The Great Crested Flycatcher
The other day I heard an unfamiliar bird call (actually from a small group of them) in my backyard. I tried in vain to spot them high up in the trees where they were flitting about. The call was so distinctive that I felt that it should be easily identified, so I took a short movie with my Olympus camera, extracted the audio, and sent it to Cliff Shackelford, Texas Parks & Wildlife Non-Game Ornithologist (who does a cool program on Red River Radio every 2nd Tuesday at 6:00 p.m. called “Bird Calls”). He quickly ID’d them as Great Crested Flycatchers. Later I was looking at some photos I took when I pointed my camera to where they had flown to but still did not see the actual bird. To my surprise, when I enlarged the photo, I got a fairly good, in-focus shot of one.

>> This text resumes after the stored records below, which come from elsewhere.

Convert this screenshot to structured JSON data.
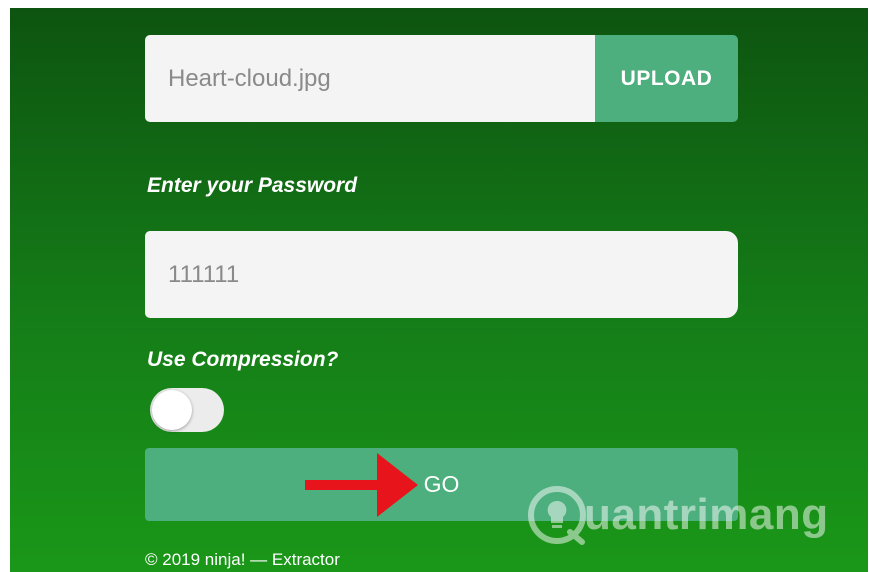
{
  "upload": {
    "file_name": "Heart-cloud.jpg",
    "button_label": "UPLOAD"
  },
  "password": {
    "label": "Enter your Password",
    "value": "111111"
  },
  "compression": {
    "label": "Use Compression?",
    "enabled": false
  },
  "go": {
    "button_label": "GO"
  },
  "footer": {
    "text": "© 2019 ninja! — Extractor"
  },
  "watermark": {
    "text": "uantrimang",
    "icon": "lightbulb-q-icon"
  },
  "colors": {
    "accent": "#4caf7d",
    "background_top": "#0d5410",
    "background_bottom": "#1a9718",
    "arrow": "#e8141b"
  }
}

I looked up this fellow in my treasured set of “The New Nature Library” in volume 1, part 1 – “Bird Neighbors” by Neltje Blanchan (originally published in 1897), which originally belonged to my grandfather . The description of their habit was so much like my experience I had to laugh, and decided to share it here.
“The most dignified and handsomely dressed member of his family [the flycatchers], the crested flycatcher has, nevertheless, an air of pensive melancholy about him when in repose that can be accounted for only by the pain he must feel every time he hears himself screech. His harsh, shrill call, louder and more disagreeable than the kingbird’s, cannot but rasp his ears as it does ours. And yet it is chiefly by this piercing note, given with a rising inflection, that we know the bird is in our neighborhood; for he is somewhat of a recluse, and we must often follow the disagreeable noise to its source in the tree-tops before we can catch a glimpse of the screecher. Perched on a high lookout, he appears morose and sluggish, in spite of his aristocratic-looking crest, trim figure, and feathers that must seem rather gay to one of his dusky tribe.” ….
“He has even been known to drive off woodpeckers and bluebirds from the hollows in the trees that he, like them, chooses for a nest, and appropriate the results of their labor for his scarcely less belligerent mate. With a slight but important and indispensable addition, the stolen nest is ready to receive her four cream-colored eggs, that look as if a pen dipped in purple ink had been scratched over them.
“The fact that gives the great-crested flycatcher a unique interest among all North American birds is that it invariably lines its nest with snake-skins if one can be had. Science would scarcely be worth the studying if it did not set our imaginations to work delving for plausible reasons for Nature’s strange doings. Most of us will doubtless agree with Wilson (who made a special study of these interesting nests and never found a single one without cast snake-skins in it, even in districts where snakes were so rare they were supposed not to exist at all), that the lining was chosen to terrorize all intruders. The scientific mind that is unwilling to dismiss any detail of Nature’s work as merely arbitrary and haphazard, is greatly exercised over the reason for the existence of crests on birds. But, surely, may not the sight of snake-skins that first greet the eyes of the fledgling flycatchers as they emerge from the shell be a good and sufficient reason why the feathers on their little heads should stand on end? “In the absence of a snake-skin, I have found an onion skin and shad scales in the nest,” says John Burroughs, who calls this bird “the wild Irishman of the flycatchers.””